The connection between classroom design and learning outcomes is more than simple conjecture. Research has revealed that factors such as the colour of the classroom, air quality, lighting and students’ sense of ownership of their classroom all affect the students’ ability to learn. When desks are arranged into grouped configurations, improvement in learning by collaboration, active involvement, opportunity to engage etc. is observed.

Educators embracing new classroom design realize that the teacher-centered arrangement of desks and benches, isolates students and limits their learning—not to mention makes the teacher’s job more difficult. According to the Building and Environment study, good air quality and comfortable room temperatures improved student progress by 28%. Spacious classrooms with big windows which allow daylight to penetrate into the classroom can help the students to achieve 20% more progress in reading and math. Colour of the classroom also plays a very significant role in learning and achieving, warmer shades are for young students and cooler for older ones. The palette of colours in a school classroom is as varied as the colours of the spectrum. During the 50’s, 60’ and 70’s school’s painted the walls a pale green or creamy white and there was little variation in colour across the nation.

Colour is an integral part of our lives and visually affects how we perceive our environment. Colour affects our emotions and feelings and stimulates our moods either positively or negatively. Combination of colours in a classroom should complement each other. Colour environment should be stimulating for learning and not cause distraction. Glossy and gaudy walls can make note taking difficult. Colour meanings have long been studied for their effect on school children. Results have proven that lighter colours such as yellow and blue elicit positive feelings while darker colours such as deep blue, black or gray create negative emotions. The colour red has been known to cause anxiety in some children. Colours can also make a room seem smaller or larger.

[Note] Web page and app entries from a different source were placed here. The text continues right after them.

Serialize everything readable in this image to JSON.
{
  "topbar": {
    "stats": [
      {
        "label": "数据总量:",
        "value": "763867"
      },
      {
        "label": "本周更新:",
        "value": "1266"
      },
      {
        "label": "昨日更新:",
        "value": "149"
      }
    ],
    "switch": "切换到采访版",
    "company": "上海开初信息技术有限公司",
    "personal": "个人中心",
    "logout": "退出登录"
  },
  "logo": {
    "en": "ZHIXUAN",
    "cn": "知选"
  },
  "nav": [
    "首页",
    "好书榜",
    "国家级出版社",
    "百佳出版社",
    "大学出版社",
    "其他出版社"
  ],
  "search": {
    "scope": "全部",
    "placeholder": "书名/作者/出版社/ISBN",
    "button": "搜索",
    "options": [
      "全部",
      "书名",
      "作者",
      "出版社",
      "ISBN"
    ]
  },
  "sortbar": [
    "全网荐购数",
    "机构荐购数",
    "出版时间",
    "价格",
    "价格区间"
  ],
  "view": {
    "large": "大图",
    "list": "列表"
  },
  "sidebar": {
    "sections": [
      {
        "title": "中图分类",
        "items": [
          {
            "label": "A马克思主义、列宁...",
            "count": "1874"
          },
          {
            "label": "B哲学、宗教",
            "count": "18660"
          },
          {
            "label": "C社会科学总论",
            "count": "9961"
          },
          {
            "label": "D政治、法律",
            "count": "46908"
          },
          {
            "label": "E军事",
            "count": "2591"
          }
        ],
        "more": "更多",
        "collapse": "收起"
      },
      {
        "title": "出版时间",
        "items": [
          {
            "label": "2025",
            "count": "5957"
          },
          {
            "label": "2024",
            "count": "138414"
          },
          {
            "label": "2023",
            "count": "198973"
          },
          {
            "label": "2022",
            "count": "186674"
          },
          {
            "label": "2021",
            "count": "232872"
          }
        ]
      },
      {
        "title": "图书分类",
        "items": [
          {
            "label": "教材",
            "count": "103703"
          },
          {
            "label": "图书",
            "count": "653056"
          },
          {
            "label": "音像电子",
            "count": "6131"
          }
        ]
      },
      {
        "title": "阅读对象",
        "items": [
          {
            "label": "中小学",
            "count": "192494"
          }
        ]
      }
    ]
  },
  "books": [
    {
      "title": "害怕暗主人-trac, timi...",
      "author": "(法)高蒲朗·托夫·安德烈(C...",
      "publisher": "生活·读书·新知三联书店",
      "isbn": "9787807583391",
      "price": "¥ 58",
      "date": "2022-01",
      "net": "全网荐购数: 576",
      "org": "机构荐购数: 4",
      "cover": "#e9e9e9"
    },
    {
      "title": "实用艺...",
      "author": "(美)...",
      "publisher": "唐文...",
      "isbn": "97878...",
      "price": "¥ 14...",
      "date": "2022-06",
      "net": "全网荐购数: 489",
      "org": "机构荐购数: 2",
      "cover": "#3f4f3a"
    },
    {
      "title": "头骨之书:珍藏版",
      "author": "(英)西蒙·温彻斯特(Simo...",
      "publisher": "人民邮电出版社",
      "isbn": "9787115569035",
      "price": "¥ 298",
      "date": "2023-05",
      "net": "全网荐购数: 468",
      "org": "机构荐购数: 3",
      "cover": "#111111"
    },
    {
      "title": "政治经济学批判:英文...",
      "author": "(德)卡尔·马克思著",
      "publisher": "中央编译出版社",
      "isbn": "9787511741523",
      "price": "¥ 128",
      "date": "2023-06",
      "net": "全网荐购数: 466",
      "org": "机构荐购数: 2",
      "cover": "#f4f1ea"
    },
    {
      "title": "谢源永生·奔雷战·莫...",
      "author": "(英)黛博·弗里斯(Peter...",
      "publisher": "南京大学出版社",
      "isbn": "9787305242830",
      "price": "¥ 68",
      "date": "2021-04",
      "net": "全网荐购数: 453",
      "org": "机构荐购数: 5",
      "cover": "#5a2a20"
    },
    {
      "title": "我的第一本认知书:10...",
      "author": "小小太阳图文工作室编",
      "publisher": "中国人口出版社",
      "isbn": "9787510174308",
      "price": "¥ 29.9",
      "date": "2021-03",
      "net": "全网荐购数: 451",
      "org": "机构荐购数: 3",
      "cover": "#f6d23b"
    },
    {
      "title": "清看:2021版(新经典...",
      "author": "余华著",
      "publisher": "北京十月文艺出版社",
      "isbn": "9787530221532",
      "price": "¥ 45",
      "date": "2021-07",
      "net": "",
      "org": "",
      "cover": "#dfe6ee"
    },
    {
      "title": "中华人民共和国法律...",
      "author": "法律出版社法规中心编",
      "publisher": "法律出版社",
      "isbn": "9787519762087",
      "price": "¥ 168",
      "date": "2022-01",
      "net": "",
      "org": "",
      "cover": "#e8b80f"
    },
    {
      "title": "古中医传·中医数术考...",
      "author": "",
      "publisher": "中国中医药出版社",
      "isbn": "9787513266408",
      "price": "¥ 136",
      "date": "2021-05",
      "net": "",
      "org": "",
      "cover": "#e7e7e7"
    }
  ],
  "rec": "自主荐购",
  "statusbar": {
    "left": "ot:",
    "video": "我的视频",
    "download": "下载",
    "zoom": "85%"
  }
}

Creative spaces

“Stuffing schools with high tech tools isn’t the answer to offering dynamic learning experiences,” said Danish Kurani and Zoe Balaconis in an article for EdSurge. New era smart boards also operate like white boards solving dual purpose. The presence of computers or tablets in the classroom is fairly common in developed countries. In the last few years, these devices have gained functionality and prominence in the classroom. These devices are particularly important in flipped classrooms where students watch videos and Powerpoint presentations and do assignments. Further, programs like Microsoft’s Skype in the Classroom offer a wide range of educational experiences.

Classrooms in the future will need new investments of both creativity and finance. The technology is entering the education industry at a rapid space, but, of course, finance is, and will be, a barrier to building these new classrooms.

Students across the planet need the best, most up to date, education to prepare themselves for the future. And the world needs the best prepared students to have a better future.

Palak TiwariPalak Tiwari Gaiekwad is NewAge Pedagogue and Parenting Proficient. She is Director of Little Kingdom Chain of Schools, Jabalpur. She is also Director, Kangroo Kids International Pre School, Gwalior & Billabong High School, Gwalior.